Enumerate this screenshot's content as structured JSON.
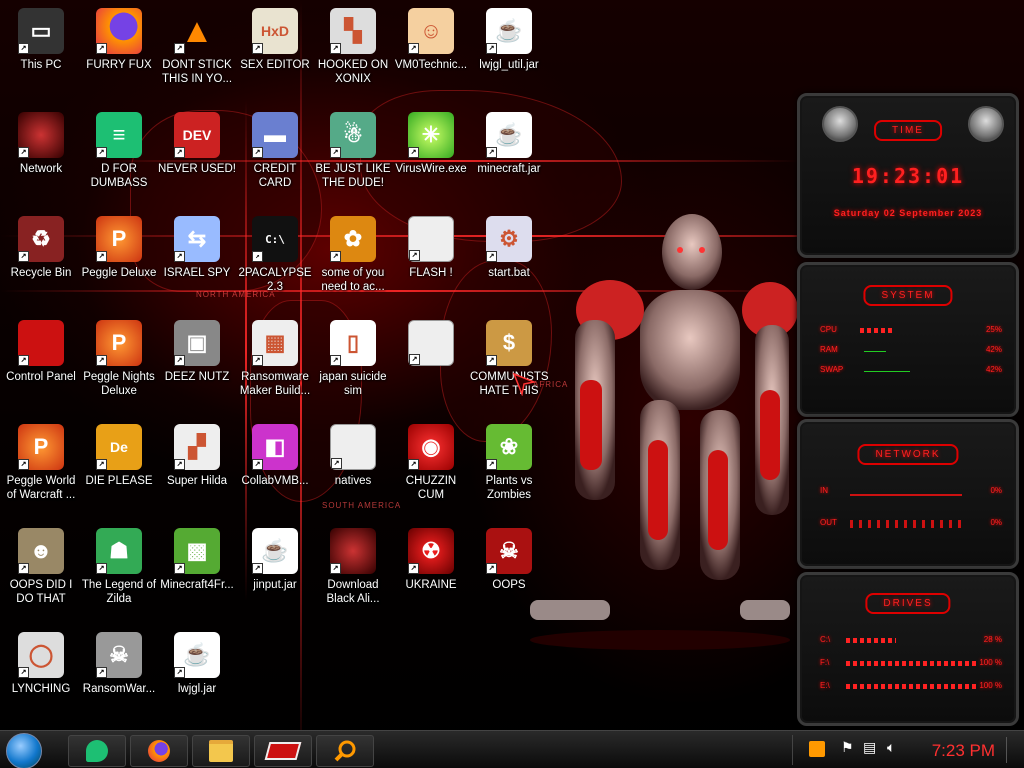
{
  "desktop": {
    "icons": [
      {
        "label": "This PC",
        "icon": "computer-icon"
      },
      {
        "label": "FURRY FUX",
        "icon": "firefox-icon"
      },
      {
        "label": "DONT STICK THIS IN YO...",
        "icon": "vlc-cone-icon"
      },
      {
        "label": "SEX EDITOR",
        "icon": "hxd-icon"
      },
      {
        "label": "HOOKED ON XONIX",
        "icon": "xonix-icon"
      },
      {
        "label": "VM0Technic...",
        "icon": "doctor-icon"
      },
      {
        "label": "lwjgl_util.jar",
        "icon": "java-icon"
      },
      {
        "label": "Network",
        "icon": "alien-network-icon"
      },
      {
        "label": "D FOR DUMBASS",
        "icon": "chat-bubble-icon"
      },
      {
        "label": "NEVER USED!",
        "icon": "devcpp-icon"
      },
      {
        "label": "CREDIT CARD CHECKER",
        "icon": "credit-card-icon"
      },
      {
        "label": "BE JUST LIKE THE DUDE!",
        "icon": "santa-icon"
      },
      {
        "label": "VirusWire.exe",
        "icon": "lime-icon"
      },
      {
        "label": "minecraft.jar",
        "icon": "java-icon"
      },
      {
        "label": "Recycle Bin",
        "icon": "recycle-bin-icon"
      },
      {
        "label": "Peggle Deluxe",
        "icon": "peggle-icon"
      },
      {
        "label": "ISRAEL SPY",
        "icon": "network-share-icon"
      },
      {
        "label": "2PACALYPSE 2.3",
        "icon": "terminal-icon"
      },
      {
        "label": "some of you need to ac...",
        "icon": "dog-icon"
      },
      {
        "label": "FLASH !",
        "icon": "file-icon"
      },
      {
        "label": "start.bat",
        "icon": "batch-gear-icon"
      },
      {
        "label": "Control Panel",
        "icon": "control-panel-icon"
      },
      {
        "label": "Peggle Nights Deluxe",
        "icon": "peggle-icon"
      },
      {
        "label": "DEEZ NUTZ",
        "icon": "stacked-windows-icon"
      },
      {
        "label": "Ransomware Maker Build...",
        "icon": "window-app-icon"
      },
      {
        "label": "japan suicide sim",
        "icon": "document-icon"
      },
      {
        "label": "",
        "icon": "file-icon"
      },
      {
        "label": "COMMUNISTS HATE THIS G...",
        "icon": "money-bag-icon"
      },
      {
        "label": "Peggle World of Warcraft ...",
        "icon": "peggle-icon"
      },
      {
        "label": "DIE PLEASE",
        "icon": "dreamweaver-icon"
      },
      {
        "label": "Super Hilda",
        "icon": "pixel-cat-icon"
      },
      {
        "label": "CollabVMB...",
        "icon": "collabvm-icon"
      },
      {
        "label": "natives",
        "icon": "folder-icon"
      },
      {
        "label": "CHUZZIN CUM",
        "icon": "chuzzle-icon"
      },
      {
        "label": "Plants vs Zombies",
        "icon": "flower-icon"
      },
      {
        "label": "OOPS DID I DO THAT",
        "icon": "portrait-icon"
      },
      {
        "label": "The Legend of Zilda",
        "icon": "link-icon"
      },
      {
        "label": "Minecraft4Fr...",
        "icon": "grass-block-icon"
      },
      {
        "label": "jinput.jar",
        "icon": "java-icon"
      },
      {
        "label": "Download Black Ali...",
        "icon": "alien-network-icon"
      },
      {
        "label": "UKRAINE",
        "icon": "radiation-icon"
      },
      {
        "label": "OOPS",
        "icon": "skull-book-icon"
      },
      {
        "label": "LYNCHING",
        "icon": "rope-icon"
      },
      {
        "label": "RansomWar...",
        "icon": "skull-ring-icon"
      },
      {
        "label": "lwjgl.jar",
        "icon": "java-icon"
      }
    ]
  },
  "map": {
    "labels": [
      "NORTH AMERICA",
      "SOUTH AMERICA",
      "AFRICA"
    ]
  },
  "widgets": {
    "time": {
      "title": "TIME",
      "clock": "19:23:01",
      "date": "Saturday 02 September 2023"
    },
    "system": {
      "title": "SYSTEM",
      "rows": [
        {
          "label": "CPU",
          "value": "25%",
          "fraction": 0.25
        },
        {
          "label": "RAM",
          "value": "42%",
          "fraction": 0.42
        },
        {
          "label": "SWAP",
          "value": "42%",
          "fraction": 0.42
        }
      ]
    },
    "network": {
      "title": "NETWORK",
      "rows": [
        {
          "label": "IN",
          "value": "0%"
        },
        {
          "label": "OUT",
          "value": "0%"
        }
      ]
    },
    "drives": {
      "title": "DRIVES",
      "rows": [
        {
          "label": "C:\\",
          "value": "28 %",
          "fraction": 0.28
        },
        {
          "label": "F:\\",
          "value": "100 %",
          "fraction": 1.0
        },
        {
          "label": "E:\\",
          "value": "100 %",
          "fraction": 1.0
        }
      ]
    }
  },
  "taskbar": {
    "items": [
      "chat-bubble-icon",
      "firefox-icon",
      "file-explorer-icon",
      "control-panel-icon",
      "search-magnifier-icon"
    ],
    "tray_icons": [
      "notification-icon",
      "flag-icon",
      "network-icon",
      "volume-icon"
    ],
    "clock": "7:23 PM"
  },
  "colors": {
    "accent": "#ff2020",
    "clock": "#ff3030"
  }
}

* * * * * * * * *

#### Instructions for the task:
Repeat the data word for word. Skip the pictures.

#### Solution to this task:
Enumerate this screenshot's content as structured JSON.
{
  "desktop": {
    "icons": [
      {
        "label": "This PC",
        "icon": "computer-icon"
      },
      {
        "label": "FURRY FUX",
        "icon": "firefox-icon"
      },
      {
        "label": "DONT STICK THIS IN YO...",
        "icon": "vlc-cone-icon"
      },
      {
        "label": "SEX EDITOR",
        "icon": "hxd-icon"
      },
      {
        "label": "HOOKED ON XONIX",
        "icon": "xonix-icon"
      },
      {
        "label": "VM0Technic...",
        "icon": "doctor-icon"
      },
      {
        "label": "lwjgl_util.jar",
        "icon": "java-icon"
      },
      {
        "label": "Network",
        "icon": "alien-network-icon"
      },
      {
        "label": "D FOR DUMBASS",
        "icon": "chat-bubble-icon"
      },
      {
        "label": "NEVER USED!",
        "icon": "devcpp-icon"
      },
      {
        "label": "CREDIT CARD CHECKER",
        "icon": "credit-card-icon"
      },
      {
        "label": "BE JUST LIKE THE DUDE!",
        "icon": "santa-icon"
      },
      {
        "label": "VirusWire.exe",
        "icon": "lime-icon"
      },
      {
        "label": "minecraft.jar",
        "icon": "java-icon"
      },
      {
        "label": "Recycle Bin",
        "icon": "recycle-bin-icon"
      },
      {
        "label": "Peggle Deluxe",
        "icon": "peggle-icon"
      },
      {
        "label": "ISRAEL SPY",
        "icon": "network-share-icon"
      },
      {
        "label": "2PACALYPSE 2.3",
        "icon": "terminal-icon"
      },
      {
        "label": "some of you need to ac...",
        "icon": "dog-icon"
      },
      {
        "label": "FLASH !",
        "icon": "file-icon"
      },
      {
        "label": "start.bat",
        "icon": "batch-gear-icon"
      },
      {
        "label": "Control Panel",
        "icon": "control-panel-icon"
      },
      {
        "label": "Peggle Nights Deluxe",
        "icon": "peggle-icon"
      },
      {
        "label": "DEEZ NUTZ",
        "icon": "stacked-windows-icon"
      },
      {
        "label": "Ransomware Maker Build...",
        "icon": "window-app-icon"
      },
      {
        "label": "japan suicide sim",
        "icon": "document-icon"
      },
      {
        "label": "",
        "icon": "file-icon"
      },
      {
        "label": "COMMUNISTS HATE THIS G...",
        "icon": "money-bag-icon"
      },
      {
        "label": "Peggle World of Warcraft ...",
        "icon": "peggle-icon"
      },
      {
        "label": "DIE PLEASE",
        "icon": "dreamweaver-icon"
      },
      {
        "label": "Super Hilda",
        "icon": "pixel-cat-icon"
      },
      {
        "label": "CollabVMB...",
        "icon": "collabvm-icon"
      },
      {
        "label": "natives",
        "icon": "folder-icon"
      },
      {
        "label": "CHUZZIN CUM",
        "icon": "chuzzle-icon"
      },
      {
        "label": "Plants vs Zombies",
        "icon": "flower-icon"
      },
      {
        "label": "OOPS DID I DO THAT",
        "icon": "portrait-icon"
      },
      {
        "label": "The Legend of Zilda",
        "icon": "link-icon"
      },
      {
        "label": "Minecraft4Fr...",
        "icon": "grass-block-icon"
      },
      {
        "label": "jinput.jar",
        "icon": "java-icon"
      },
      {
        "label": "Download Black Ali...",
        "icon": "alien-network-icon"
      },
      {
        "label": "UKRAINE",
        "icon": "radiation-icon"
      },
      {
        "label": "OOPS",
        "icon": "skull-book-icon"
      },
      {
        "label": "LYNCHING",
        "icon": "rope-icon"
      },
      {
        "label": "RansomWar...",
        "icon": "skull-ring-icon"
      },
      {
        "label": "lwjgl.jar",
        "icon": "java-icon"
      }
    ]
  },
  "map": {
    "labels": [
      "NORTH AMERICA",
      "SOUTH AMERICA",
      "AFRICA"
    ]
  },
  "widgets": {
    "time": {
      "title": "TIME",
      "clock": "19:23:01",
      "date": "Saturday 02 September 2023"
    },
    "system": {
      "title": "SYSTEM",
      "rows": [
        {
          "label": "CPU",
          "value": "25%",
          "fraction": 0.25
        },
        {
          "label": "RAM",
          "value": "42%",
          "fraction": 0.42
        },
        {
          "label": "SWAP",
          "value": "42%",
          "fraction": 0.42
        }
      ]
    },
    "network": {
      "title": "NETWORK",
      "rows": [
        {
          "label": "IN",
          "value": "0%"
        },
        {
          "label": "OUT",
          "value": "0%"
        }
      ]
    },
    "drives": {
      "title": "DRIVES",
      "rows": [
        {
          "label": "C:\\",
          "value": "28 %",
          "fraction": 0.28
        },
        {
          "label": "F:\\",
          "value": "100 %",
          "fraction": 1.0
        },
        {
          "label": "E:\\",
          "value": "100 %",
          "fraction": 1.0
        }
      ]
    }
  },
  "taskbar": {
    "items": [
      "chat-bubble-icon",
      "firefox-icon",
      "file-explorer-icon",
      "control-panel-icon",
      "search-magnifier-icon"
    ],
    "tray_icons": [
      "notification-icon",
      "flag-icon",
      "network-icon",
      "volume-icon"
    ],
    "clock": "7:23 PM"
  },
  "colors": {
    "accent": "#ff2020",
    "clock": "#ff3030"
  }
}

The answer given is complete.